§ GIVEN DATA:
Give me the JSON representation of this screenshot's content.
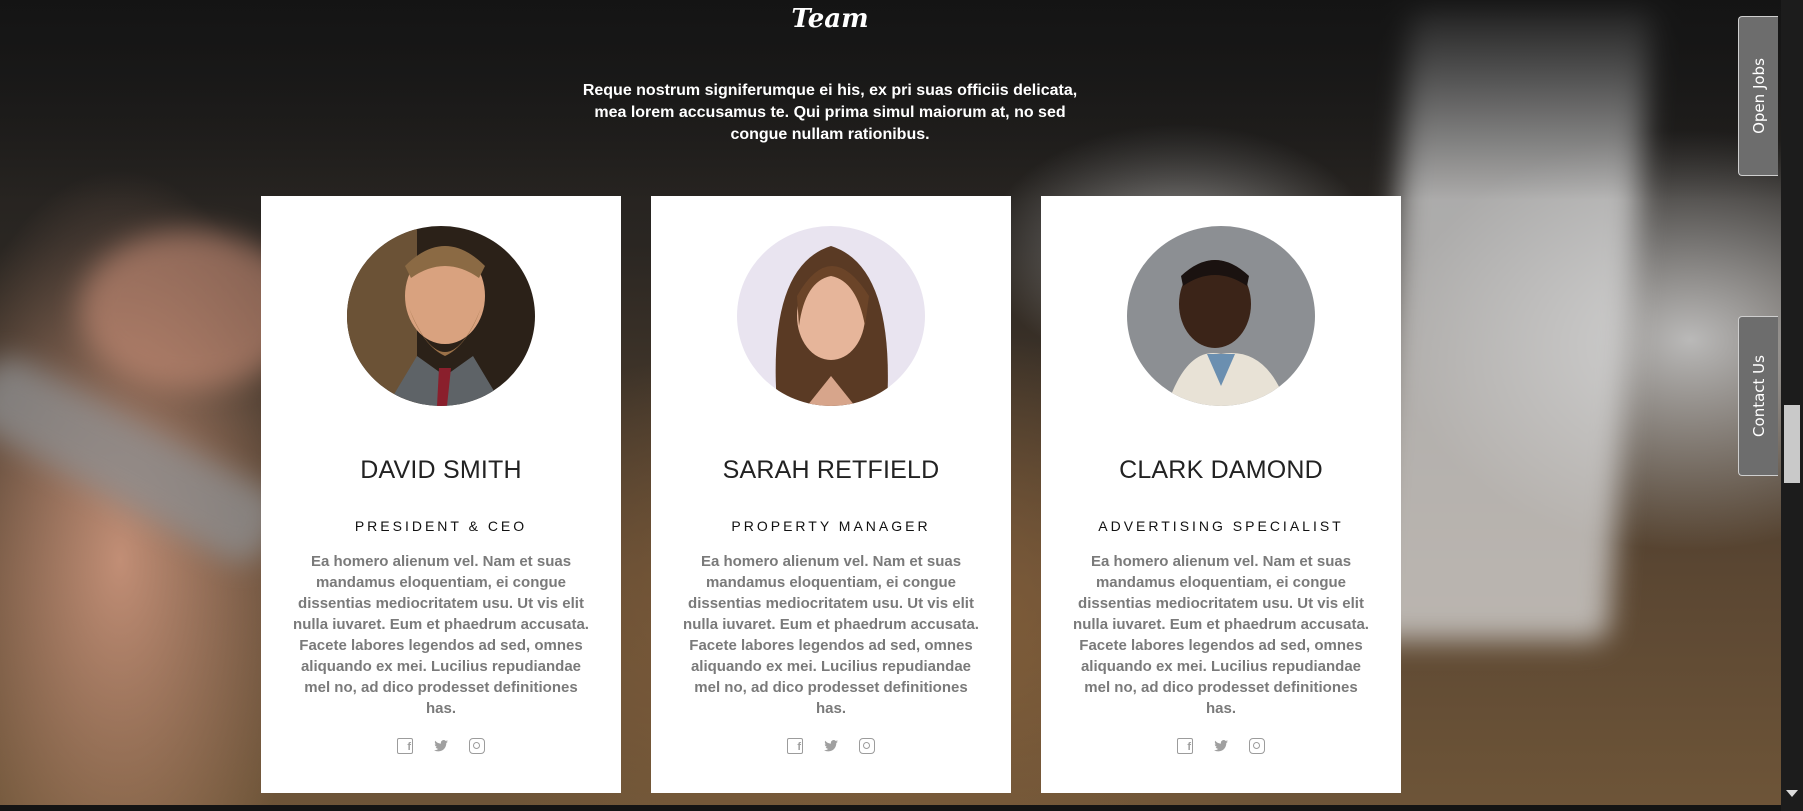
{
  "section": {
    "heading": "Team",
    "intro": "Reque nostrum signiferumque ei his, ex pri suas officiis delicata, mea lorem accusamus te. Qui prima simul maiorum at, no sed congue nullam rationibus."
  },
  "team": [
    {
      "name": "DAVID SMITH",
      "role": "PRESIDENT & CEO",
      "bio": "Ea homero alienum vel. Nam et suas mandamus eloquentiam, ei congue dissentias mediocritatem usu. Ut vis elit nulla iuvaret. Eum et phaedrum accusata. Facete labores legendos ad sed, omnes aliquando ex mei. Lucilius repudiandae mel no, ad dico prodesset definitiones has.",
      "social": [
        "facebook-icon",
        "twitter-icon",
        "instagram-icon"
      ]
    },
    {
      "name": "SARAH RETFIELD",
      "role": "PROPERTY MANAGER",
      "bio": "Ea homero alienum vel. Nam et suas mandamus eloquentiam, ei congue dissentias mediocritatem usu. Ut vis elit nulla iuvaret. Eum et phaedrum accusata. Facete labores legendos ad sed, omnes aliquando ex mei. Lucilius repudiandae mel no, ad dico prodesset definitiones has.",
      "social": [
        "facebook-icon",
        "twitter-icon",
        "instagram-icon"
      ]
    },
    {
      "name": "CLARK DAMOND",
      "role": "ADVERTISING SPECIALIST",
      "bio": "Ea homero alienum vel. Nam et suas mandamus eloquentiam, ei congue dissentias mediocritatem usu. Ut vis elit nulla iuvaret. Eum et phaedrum accusata. Facete labores legendos ad sed, omnes aliquando ex mei. Lucilius repudiandae mel no, ad dico prodesset definitiones has.",
      "social": [
        "facebook-icon",
        "twitter-icon",
        "instagram-icon"
      ]
    }
  ],
  "side_tabs": {
    "open_jobs": "Open Jobs",
    "contact_us": "Contact Us"
  },
  "colors": {
    "card_bg": "#ffffff",
    "tab_bg": "#6d6d6d",
    "bio_text": "#7a7a7a"
  }
}
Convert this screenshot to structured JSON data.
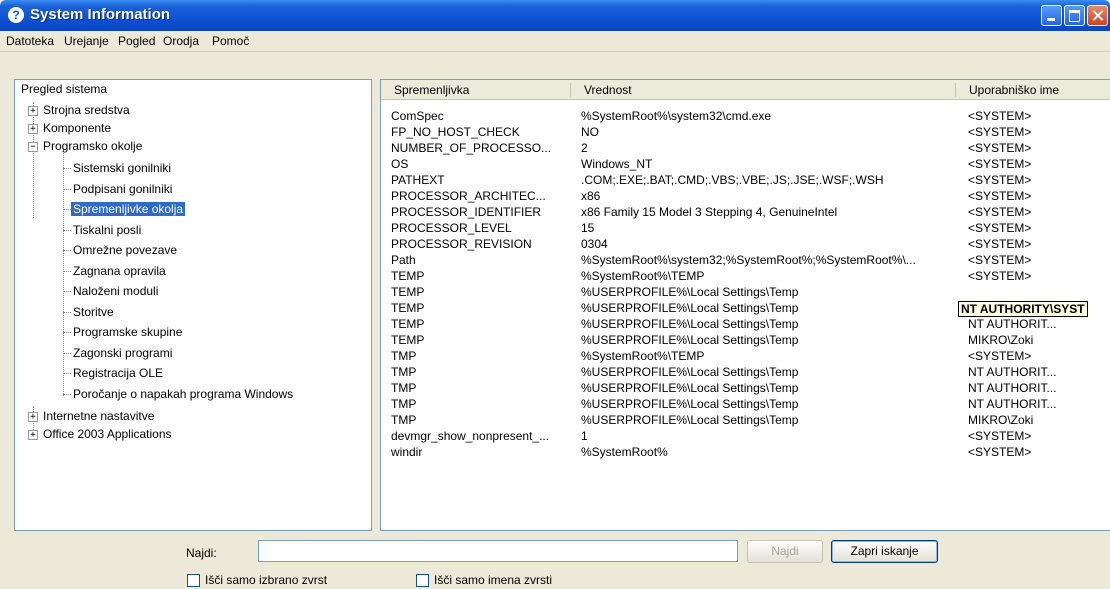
{
  "window": {
    "title": "System Information",
    "icon": "info-icon",
    "accent": "#0b4fd0"
  },
  "menu": [
    {
      "label": "Datoteka"
    },
    {
      "label": "Urejanje"
    },
    {
      "label": "Pogled"
    },
    {
      "label": "Orodja"
    },
    {
      "label": "Pomoč"
    }
  ],
  "tree": {
    "root": "Pregled sistema",
    "top": [
      {
        "label": "Strojna sredstva",
        "expander": "+"
      },
      {
        "label": "Komponente",
        "expander": "+"
      },
      {
        "label": "Programsko okolje",
        "expander": "−"
      },
      {
        "label": "Internetne nastavitve",
        "expander": "+"
      },
      {
        "label": "Office 2003 Applications",
        "expander": "+"
      }
    ],
    "children": [
      {
        "label": "Sistemski gonilniki"
      },
      {
        "label": "Podpisani gonilniki"
      },
      {
        "label": "Spremenljivke okolja",
        "selected": true
      },
      {
        "label": "Tiskalni posli"
      },
      {
        "label": "Omrežne povezave"
      },
      {
        "label": "Zagnana opravila"
      },
      {
        "label": "Naloženi moduli"
      },
      {
        "label": "Storitve"
      },
      {
        "label": "Programske skupine"
      },
      {
        "label": "Zagonski programi"
      },
      {
        "label": "Registracija OLE"
      },
      {
        "label": "Poročanje o napakah programa Windows"
      }
    ]
  },
  "table": {
    "columns": [
      "Spremenljivka",
      "Vrednost",
      "Uporabniško ime"
    ],
    "rows": [
      [
        "ComSpec",
        "%SystemRoot%\\system32\\cmd.exe",
        "<SYSTEM>"
      ],
      [
        "FP_NO_HOST_CHECK",
        "NO",
        "<SYSTEM>"
      ],
      [
        "NUMBER_OF_PROCESSO...",
        "2",
        "<SYSTEM>"
      ],
      [
        "OS",
        "Windows_NT",
        "<SYSTEM>"
      ],
      [
        "PATHEXT",
        ".COM;.EXE;.BAT;.CMD;.VBS;.VBE;.JS;.JSE;.WSF;.WSH",
        "<SYSTEM>"
      ],
      [
        "PROCESSOR_ARCHITEC...",
        "x86",
        "<SYSTEM>"
      ],
      [
        "PROCESSOR_IDENTIFIER",
        "x86 Family 15 Model 3 Stepping 4, GenuineIntel",
        "<SYSTEM>"
      ],
      [
        "PROCESSOR_LEVEL",
        "15",
        "<SYSTEM>"
      ],
      [
        "PROCESSOR_REVISION",
        "0304",
        "<SYSTEM>"
      ],
      [
        "Path",
        "%SystemRoot%\\system32;%SystemRoot%;%SystemRoot%\\...",
        "<SYSTEM>"
      ],
      [
        "TEMP",
        "%SystemRoot%\\TEMP",
        "<SYSTEM>"
      ],
      [
        "TEMP",
        "%USERPROFILE%\\Local Settings\\Temp",
        ""
      ],
      [
        "TEMP",
        "%USERPROFILE%\\Local Settings\\Temp",
        "NT AUTHORIT..."
      ],
      [
        "TEMP",
        "%USERPROFILE%\\Local Settings\\Temp",
        "NT AUTHORIT..."
      ],
      [
        "TEMP",
        "%USERPROFILE%\\Local Settings\\Temp",
        "MIKRO\\Zoki"
      ],
      [
        "TMP",
        "%SystemRoot%\\TEMP",
        "<SYSTEM>"
      ],
      [
        "TMP",
        "%USERPROFILE%\\Local Settings\\Temp",
        "NT AUTHORIT..."
      ],
      [
        "TMP",
        "%USERPROFILE%\\Local Settings\\Temp",
        "NT AUTHORIT..."
      ],
      [
        "TMP",
        "%USERPROFILE%\\Local Settings\\Temp",
        "NT AUTHORIT..."
      ],
      [
        "TMP",
        "%USERPROFILE%\\Local Settings\\Temp",
        "MIKRO\\Zoki"
      ],
      [
        "devmgr_show_nonpresent_...",
        "1",
        "<SYSTEM>"
      ],
      [
        "windir",
        "%SystemRoot%",
        "<SYSTEM>"
      ]
    ],
    "tooltip": "NT AUTHORITY\\SYST"
  },
  "search": {
    "label": "Najdi:",
    "value": "",
    "find_button": "Najdi",
    "close_button": "Zapri iskanje",
    "option1": "Išči samo izbrano zvrst",
    "option2": "Išči samo imena zvrsti"
  }
}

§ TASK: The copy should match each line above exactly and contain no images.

§ OUTPUT FOR THIS EXERCISE:
Give me the JSON representation of this screenshot's content.
{
  "section": {
    "heading": "Team",
    "intro": "Reque nostrum signiferumque ei his, ex pri suas officiis delicata, mea lorem accusamus te. Qui prima simul maiorum at, no sed congue nullam rationibus."
  },
  "team": [
    {
      "name": "DAVID SMITH",
      "role": "PRESIDENT & CEO",
      "bio": "Ea homero alienum vel. Nam et suas mandamus eloquentiam, ei congue dissentias mediocritatem usu. Ut vis elit nulla iuvaret. Eum et phaedrum accusata. Facete labores legendos ad sed, omnes aliquando ex mei. Lucilius repudiandae mel no, ad dico prodesset definitiones has.",
      "social": [
        "facebook-icon",
        "twitter-icon",
        "instagram-icon"
      ]
    },
    {
      "name": "SARAH RETFIELD",
      "role": "PROPERTY MANAGER",
      "bio": "Ea homero alienum vel. Nam et suas mandamus eloquentiam, ei congue dissentias mediocritatem usu. Ut vis elit nulla iuvaret. Eum et phaedrum accusata. Facete labores legendos ad sed, omnes aliquando ex mei. Lucilius repudiandae mel no, ad dico prodesset definitiones has.",
      "social": [
        "facebook-icon",
        "twitter-icon",
        "instagram-icon"
      ]
    },
    {
      "name": "CLARK DAMOND",
      "role": "ADVERTISING SPECIALIST",
      "bio": "Ea homero alienum vel. Nam et suas mandamus eloquentiam, ei congue dissentias mediocritatem usu. Ut vis elit nulla iuvaret. Eum et phaedrum accusata. Facete labores legendos ad sed, omnes aliquando ex mei. Lucilius repudiandae mel no, ad dico prodesset definitiones has.",
      "social": [
        "facebook-icon",
        "twitter-icon",
        "instagram-icon"
      ]
    }
  ],
  "side_tabs": {
    "open_jobs": "Open Jobs",
    "contact_us": "Contact Us"
  },
  "colors": {
    "card_bg": "#ffffff",
    "tab_bg": "#6d6d6d",
    "bio_text": "#7a7a7a"
  }
}
Convert this screenshot to structured JSON data.
{
  "window": {
    "title": "System Information",
    "icon": "info-icon",
    "accent": "#0b4fd0"
  },
  "menu": [
    {
      "label": "Datoteka"
    },
    {
      "label": "Urejanje"
    },
    {
      "label": "Pogled"
    },
    {
      "label": "Orodja"
    },
    {
      "label": "Pomoč"
    }
  ],
  "tree": {
    "root": "Pregled sistema",
    "top": [
      {
        "label": "Strojna sredstva",
        "expander": "+"
      },
      {
        "label": "Komponente",
        "expander": "+"
      },
      {
        "label": "Programsko okolje",
        "expander": "−"
      },
      {
        "label": "Internetne nastavitve",
        "expander": "+"
      },
      {
        "label": "Office 2003 Applications",
        "expander": "+"
      }
    ],
    "children": [
      {
        "label": "Sistemski gonilniki"
      },
      {
        "label": "Podpisani gonilniki"
      },
      {
        "label": "Spremenljivke okolja",
        "selected": true
      },
      {
        "label": "Tiskalni posli"
      },
      {
        "label": "Omrežne povezave"
      },
      {
        "label": "Zagnana opravila"
      },
      {
        "label": "Naloženi moduli"
      },
      {
        "label": "Storitve"
      },
      {
        "label": "Programske skupine"
      },
      {
        "label": "Zagonski programi"
      },
      {
        "label": "Registracija OLE"
      },
      {
        "label": "Poročanje o napakah programa Windows"
      }
    ]
  },
  "table": {
    "columns": [
      "Spremenljivka",
      "Vrednost",
      "Uporabniško ime"
    ],
    "rows": [
      [
        "ComSpec",
        "%SystemRoot%\\system32\\cmd.exe",
        "<SYSTEM>"
      ],
      [
        "FP_NO_HOST_CHECK",
        "NO",
        "<SYSTEM>"
      ],
      [
        "NUMBER_OF_PROCESSO...",
        "2",
        "<SYSTEM>"
      ],
      [
        "OS",
        "Windows_NT",
        "<SYSTEM>"
      ],
      [
        "PATHEXT",
        ".COM;.EXE;.BAT;.CMD;.VBS;.VBE;.JS;.JSE;.WSF;.WSH",
        "<SYSTEM>"
      ],
      [
        "PROCESSOR_ARCHITEC...",
        "x86",
        "<SYSTEM>"
      ],
      [
        "PROCESSOR_IDENTIFIER",
        "x86 Family 15 Model 3 Stepping 4, GenuineIntel",
        "<SYSTEM>"
      ],
      [
        "PROCESSOR_LEVEL",
        "15",
        "<SYSTEM>"
      ],
      [
        "PROCESSOR_REVISION",
        "0304",
        "<SYSTEM>"
      ],
      [
        "Path",
        "%SystemRoot%\\system32;%SystemRoot%;%SystemRoot%\\...",
        "<SYSTEM>"
      ],
      [
        "TEMP",
        "%SystemRoot%\\TEMP",
        "<SYSTEM>"
      ],
      [
        "TEMP",
        "%USERPROFILE%\\Local Settings\\Temp",
        ""
      ],
      [
        "TEMP",
        "%USERPROFILE%\\Local Settings\\Temp",
        "NT AUTHORIT..."
      ],
      [
        "TEMP",
        "%USERPROFILE%\\Local Settings\\Temp",
        "NT AUTHORIT..."
      ],
      [
        "TEMP",
        "%USERPROFILE%\\Local Settings\\Temp",
        "MIKRO\\Zoki"
      ],
      [
        "TMP",
        "%SystemRoot%\\TEMP",
        "<SYSTEM>"
      ],
      [
        "TMP",
        "%USERPROFILE%\\Local Settings\\Temp",
        "NT AUTHORIT..."
      ],
      [
        "TMP",
        "%USERPROFILE%\\Local Settings\\Temp",
        "NT AUTHORIT..."
      ],
      [
        "TMP",
        "%USERPROFILE%\\Local Settings\\Temp",
        "NT AUTHORIT..."
      ],
      [
        "TMP",
        "%USERPROFILE%\\Local Settings\\Temp",
        "MIKRO\\Zoki"
      ],
      [
        "devmgr_show_nonpresent_...",
        "1",
        "<SYSTEM>"
      ],
      [
        "windir",
        "%SystemRoot%",
        "<SYSTEM>"
      ]
    ],
    "tooltip": "NT AUTHORITY\\SYST"
  },
  "search": {
    "label": "Najdi:",
    "value": "",
    "find_button": "Najdi",
    "close_button": "Zapri iskanje",
    "option1": "Išči samo izbrano zvrst",
    "option2": "Išči samo imena zvrsti"
  }
}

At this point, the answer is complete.